End of Life Care for Pets

End of Life and Pain Management For Pets

When is it time to say goodbye?

Life expectancy has increased dramaticall yover the last century for humans and for our animal companions. In 1930 the average life span for dogs was 7 years, today it is 12 years. Aging not only occurs at different rates for humans and their pets, it may also differ among members of the same species of pet. For example, the most familiar calculation for a dog’s lifespan is to multiply the pet’s age by a factor of 7 to get the human equivalent. But because larger breeds usually “age” faster than smaller ones,a more detailed guide based on body weight is used to determine their human equivalent age.

Many of the hospice and palliative careprinciples that have been successfully adopted in human hospice for decades arenow being embraced to provide end of life care for terminal pets and theirfamilies by veterinary professionals. The term palliative care is frequentlyused when discussing end of life care. The word “palliative” means to abate orreduce the intensity.

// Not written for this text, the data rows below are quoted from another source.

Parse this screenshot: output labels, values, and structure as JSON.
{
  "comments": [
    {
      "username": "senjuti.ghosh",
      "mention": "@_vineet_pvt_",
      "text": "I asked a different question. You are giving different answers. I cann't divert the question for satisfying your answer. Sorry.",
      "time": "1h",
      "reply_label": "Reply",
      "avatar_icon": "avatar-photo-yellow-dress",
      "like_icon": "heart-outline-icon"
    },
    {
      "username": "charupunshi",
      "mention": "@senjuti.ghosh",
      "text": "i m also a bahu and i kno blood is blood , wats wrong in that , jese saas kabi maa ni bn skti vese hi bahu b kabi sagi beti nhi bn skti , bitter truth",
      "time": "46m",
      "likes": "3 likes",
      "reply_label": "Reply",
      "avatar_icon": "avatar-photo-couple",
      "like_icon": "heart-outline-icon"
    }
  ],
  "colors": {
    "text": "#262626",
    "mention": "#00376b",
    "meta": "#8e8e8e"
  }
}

The emergence of veterinary end of life and palliative care is acomprehensive healthcare option to provide dignity and choice to terminal petsand their families.

How do you know when it’s time to say goodbye?

Pet Care givers can use this Quality of Life Scale to determine if your pet has acceptable life quality (need a total over 35 points for acceptable quality of life).

Download the Quality Of Life Scale here.

  • HURT-Adequate pain control and breathing ability is the top concern. Is oxygen supplementation necessary? Score 0-10.
  • HUNGER-Is the pet eating enough. Does he/she need a feeding tube? Score 0-10
  • HYDRATION– Is your pet dehydrated? We can teach you to give fluids under your pet’s skin at home 1-2 times daily. Score 0-10
  • HYGIENE– Your pet must be brushed and cleaned especially after eliminations. Avoid Pressure sores with soft bedding. Score 0-10
  • HAPPINESS– Does your pet express joy and interest? Is your pet depressed, anxious or afraid? Try moving the pet bed closer to family activities. Score 0-10
  • MOBILITY– Can your pet get up with assistance? Is the pet having seizures or stumbling? A pet with limited mobility can still be alert, happyand responsive. Score 0-10
  • MORE GOOD DAYS THAN BAD– When bad days out number good days, a healthy human animal bond may not be possible. If your pet is suffering, a euthanasia decision may be the best decision so the end is peaceful and painless. Score 0-10

Veterinary medical conditions that benefit from Special care

Not surprisingly, cancer is the most common condition seen in end of life care. Renal failure, Cardiac failure and Central Nervous System conditions such as brain tumors and spinal cord tumors may also be good candidates for end of life care. End of Life care may provide benefit to the family and pet by providing supportive home care to afford them the time to make further decisions regarding euthanasia or management are certainly to be considered in this type of care. As veterinarians, we find that pet owners are more concerned about their pet’s pain level than any other sign of disease. We can offer many forms of pain control including oral and injectable narcotics, patches, and changes in home environment to make your pet more comfortable.

The Human – Animal Bond

By the AVMA definition, the human animal bond is a mutually beneficial and dynamic relationship between people and their pets. As veterinarians, our role in the human animal bond is to maximize the potentials of this relationship between people and animals. End of Life Care means redefining hope to include a kinder, gentler death with more good days than bad toward the end of time here on earth and hope that the days before death can be filled with rich and memorable experiences guided and assisted by a caring team of end of life professionals.